PORTLAND — Leymah Gbowee, an activist and women’s rights advocate who won a Nobel Peace Prize for helping to end civil war in Liberia, will deliver the University of Maine School of Law’s second annual Justice for Women Lecture on March 20.
Gbowee led the Women of Liberia Mass Action for Peace, which brought together Christian and Muslim women in a nonviolent movement. Their efforts helped end the Liberian civil war in 2003 and also contributed to the election of the first female head of state in African history, University of Maine School of Law said in a press release.

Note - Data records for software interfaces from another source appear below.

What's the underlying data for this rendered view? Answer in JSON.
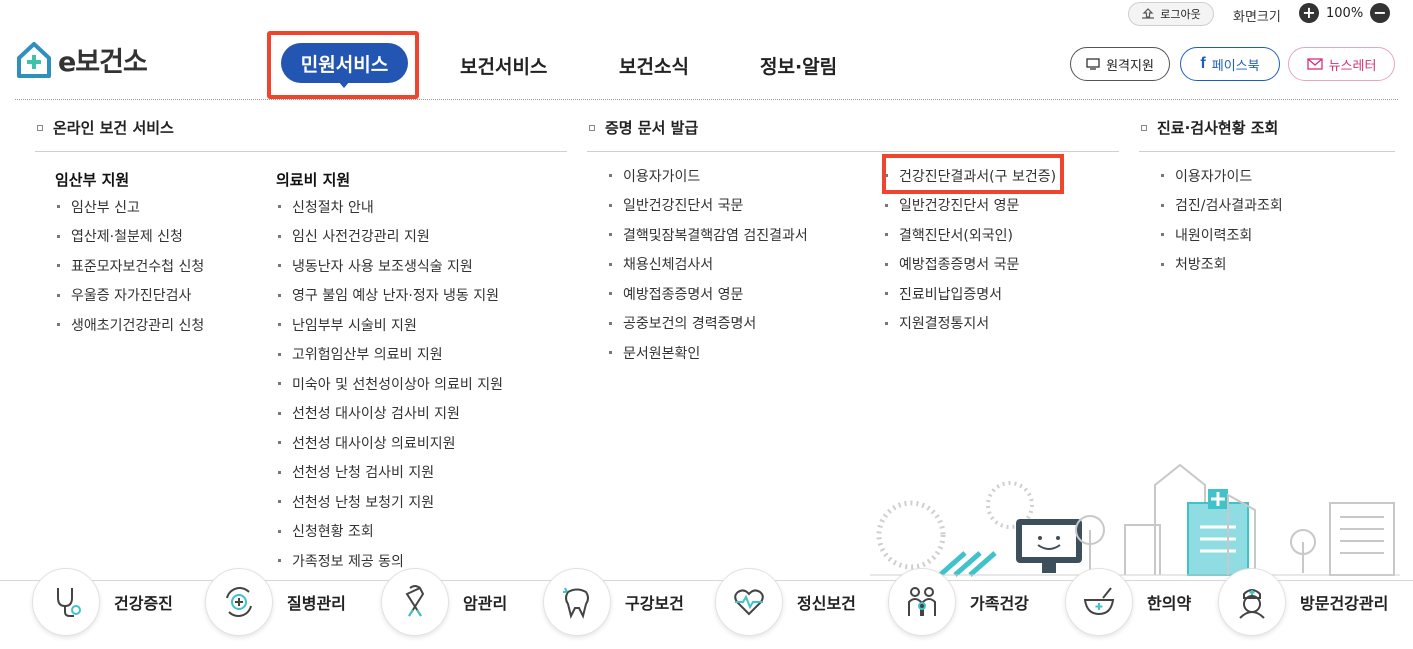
{
  "utility": {
    "logout_label": "로그아웃",
    "screen_size_label": "화면크기",
    "zoom_value": "100%"
  },
  "logo": {
    "text": "e보건소"
  },
  "gnb": {
    "items": [
      {
        "label": "민원서비스"
      },
      {
        "label": "보건서비스"
      },
      {
        "label": "보건소식"
      },
      {
        "label": "정보·알림"
      }
    ]
  },
  "header_buttons": {
    "remote_support": "원격지원",
    "facebook": "페이스북",
    "newsletter": "뉴스레터"
  },
  "mega": {
    "online": {
      "title": "온라인 보건 서비스",
      "group1": {
        "title": "임산부 지원",
        "items": [
          "임산부 신고",
          "엽산제·철분제 신청",
          "표준모자보건수첩 신청",
          "우울증 자가진단검사",
          "생애초기건강관리 신청"
        ]
      },
      "group2": {
        "title": "의료비 지원",
        "items": [
          "신청절차 안내",
          "임신 사전건강관리 지원",
          "냉동난자 사용 보조생식술 지원",
          "영구 불임 예상 난자·정자 냉동 지원",
          "난임부부 시술비 지원",
          "고위험임산부 의료비 지원",
          "미숙아 및 선천성이상아 의료비 지원",
          "선천성 대사이상 검사비 지원",
          "선천성 대사이상 의료비지원",
          "선천성 난청 검사비 지원",
          "선천성 난청 보청기 지원",
          "신청현황 조회",
          "가족정보 제공 동의"
        ]
      }
    },
    "cert": {
      "title": "증명 문서 발급",
      "col1": [
        "이용자가이드",
        "일반건강진단서 국문",
        "결핵및잠복결핵감염 검진결과서",
        "채용신체검사서",
        "예방접종증명서 영문",
        "공중보건의 경력증명서",
        "문서원본확인"
      ],
      "col2": [
        "건강진단결과서(구 보건증)",
        "일반건강진단서 영문",
        "결핵진단서(외국인)",
        "예방접종증명서 국문",
        "진료비납입증명서",
        "지원결정통지서"
      ]
    },
    "exam": {
      "title": "진료·검사현황 조회",
      "items": [
        "이용자가이드",
        "검진/검사결과조회",
        "내원이력조회",
        "처방조회"
      ]
    }
  },
  "quick_menu": [
    {
      "label": "건강증진",
      "icon": "stethoscope-icon"
    },
    {
      "label": "질병관리",
      "icon": "virus-cycle-icon"
    },
    {
      "label": "암관리",
      "icon": "ribbon-icon"
    },
    {
      "label": "구강보건",
      "icon": "tooth-icon"
    },
    {
      "label": "정신보건",
      "icon": "heart-pulse-icon"
    },
    {
      "label": "가족건강",
      "icon": "family-icon"
    },
    {
      "label": "한의약",
      "icon": "mortar-icon"
    },
    {
      "label": "방문건강관리",
      "icon": "nurse-icon"
    }
  ],
  "colors": {
    "brand_blue": "#2355b2",
    "highlight_red": "#f0442c",
    "teal": "#3fc2c9",
    "facebook_blue": "#1d5fbf",
    "newsletter_pink": "#d7307a"
  }
}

Gbowee was awarded the 2011 Nobel Peace Prize, along with Liberian President Ellen Johnson Sirleaf and Tawakel Karman of Yemen. Among her many achievements, Gbowee is founder and president of the Gbowee Peace Foundation Africa, and co-founder and executive director of Women Peace and Security Network Africa. Her work is chronicled in her memoir, “Mighty Be Our Powers,” and in the documentary film, “Pray the Devil Back to Hell.”
The Justice for Women Lecture series is an endowed program that brings speakers to Maine each year to discuss good work and strategies to benefit women and girls, in the developing world and in Maine. The inaugural Justice for Women Lecture was delivered in March 2012 by the Hon. Unity Dow, the first woman to serve as judge on Botswana’s High Court.
“Leymah Gbowee is a dynamic world leader and inspiring speaker,” Peter Pitegoff, dean at Maine Law, said in the press release. “Her life work and values fit well with Maine Law’s goals for the Justice for Women Lecture Series, and we are honored to welcome her to Maine.”
The Justice for Women Lecture is scheduled for 7 p.m. on Wednesday, March 20, at the Abromson Community Education Center, 88 Bedford St., Portland. The event is free and open to the public. Due to limited space, registration is required. To register, call 207-780-4344 or email firstname.lastname@example.org.